§ PROBLEM TO WORK ON:
Scan the entries for lines with the word "Develop", then copy those lines.

§ DATA IN THIS EXERCISE:
----

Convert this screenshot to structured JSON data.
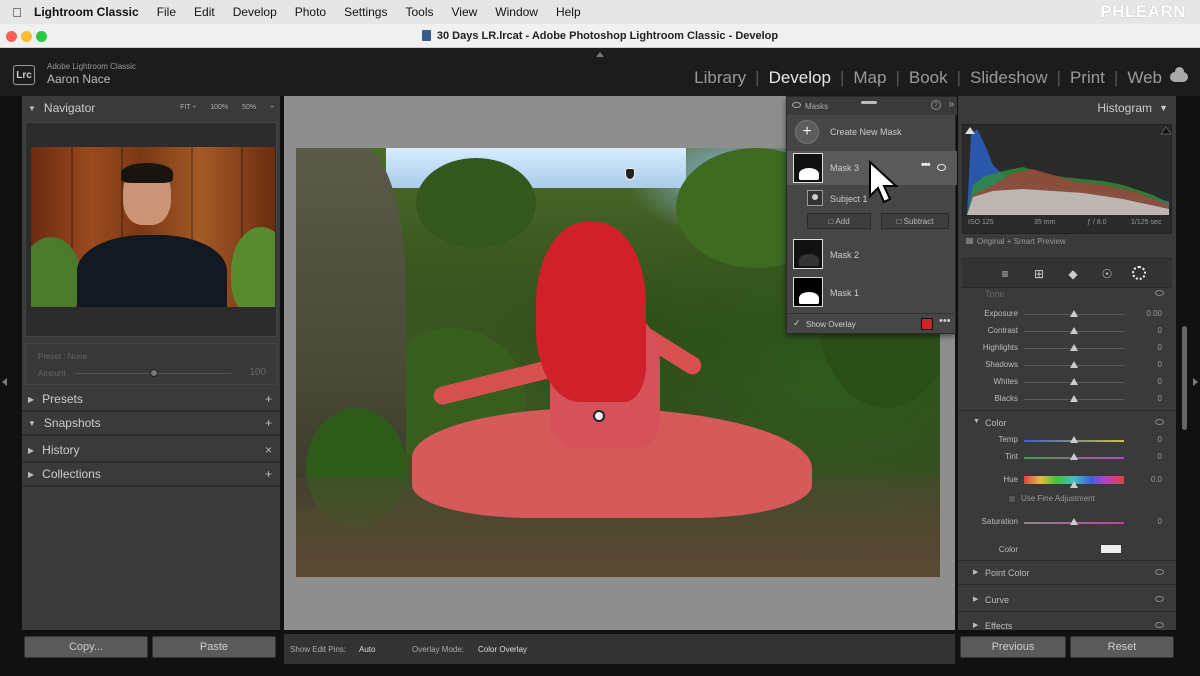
{
  "menubar": {
    "app_name": "Lightroom Classic",
    "items": [
      "File",
      "Edit",
      "Develop",
      "Photo",
      "Settings",
      "Tools",
      "View",
      "Window",
      "Help"
    ],
    "brand": "PHLEARN"
  },
  "window": {
    "title": "30 Days LR.lrcat - Adobe Photoshop Lightroom Classic - Develop"
  },
  "identity": {
    "logo": "Lrc",
    "app_subtitle": "Adobe Lightroom Classic",
    "user": "Aaron Nace"
  },
  "modules": [
    "Library",
    "Develop",
    "Map",
    "Book",
    "Slideshow",
    "Print",
    "Web"
  ],
  "active_module": "Develop",
  "navigator": {
    "title": "Navigator",
    "options": [
      "FIT ÷",
      "100%",
      "50%",
      "÷"
    ]
  },
  "preset": {
    "label": "Preset : None",
    "amount_label": "Amount",
    "amount_value": "100",
    "amount_fraction": 0.5
  },
  "left_sections": [
    {
      "name": "Presets",
      "action": "+"
    },
    {
      "name": "Snapshots",
      "action": "+"
    },
    {
      "name": "History",
      "action": "×"
    },
    {
      "name": "Collections",
      "action": "+"
    }
  ],
  "left_buttons": {
    "copy": "Copy...",
    "paste": "Paste"
  },
  "masks_panel": {
    "title": "Masks",
    "help": "?",
    "create_label": "Create New Mask",
    "masks": [
      {
        "name": "Mask 3",
        "selected": true
      },
      {
        "name": "Mask 2",
        "selected": false
      },
      {
        "name": "Mask 1",
        "selected": false
      }
    ],
    "component": "Subject 1",
    "add_label": "Add",
    "subtract_label": "Subtract",
    "show_overlay_label": "Show Overlay",
    "overlay_color": "#d32222"
  },
  "toolbar": {
    "edit_pins_label": "Show Edit Pins:",
    "edit_pins_value": "Auto",
    "overlay_mode_label": "Overlay Mode:",
    "overlay_mode_value": "Color Overlay"
  },
  "histogram": {
    "title": "Histogram",
    "iso": "ISO 125",
    "focal": "35 mm",
    "aperture": "ƒ / 8.0",
    "shutter": "1/125 sec",
    "preview_label": "Original + Smart Preview"
  },
  "tone": {
    "title": "Tone",
    "sliders": [
      {
        "label": "Exposure",
        "value": "0.00"
      },
      {
        "label": "Contrast",
        "value": "0"
      },
      {
        "label": "Highlights",
        "value": "0"
      },
      {
        "label": "Shadows",
        "value": "0"
      },
      {
        "label": "Whites",
        "value": "0"
      },
      {
        "label": "Blacks",
        "value": "0"
      }
    ]
  },
  "color": {
    "title": "Color",
    "temp": {
      "label": "Temp",
      "value": "0"
    },
    "tint": {
      "label": "Tint",
      "value": "0"
    },
    "hue": {
      "label": "Hue",
      "value": "0.0"
    },
    "fine_label": "Use Fine Adjustment",
    "saturation": {
      "label": "Saturation",
      "value": "0"
    },
    "color_label": "Color"
  },
  "collapsed_sections": [
    "Point Color",
    "Curve",
    "Effects"
  ],
  "right_buttons": {
    "previous": "Previous",
    "reset": "Reset"
  }
}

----

§ ANSWER FOR THE TASK:
      "Develop",
    "title": "30 Days LR.lrcat - Adobe Photoshop Lightroom Classic - Develop"
    "Develop",
  "active_module": "Develop",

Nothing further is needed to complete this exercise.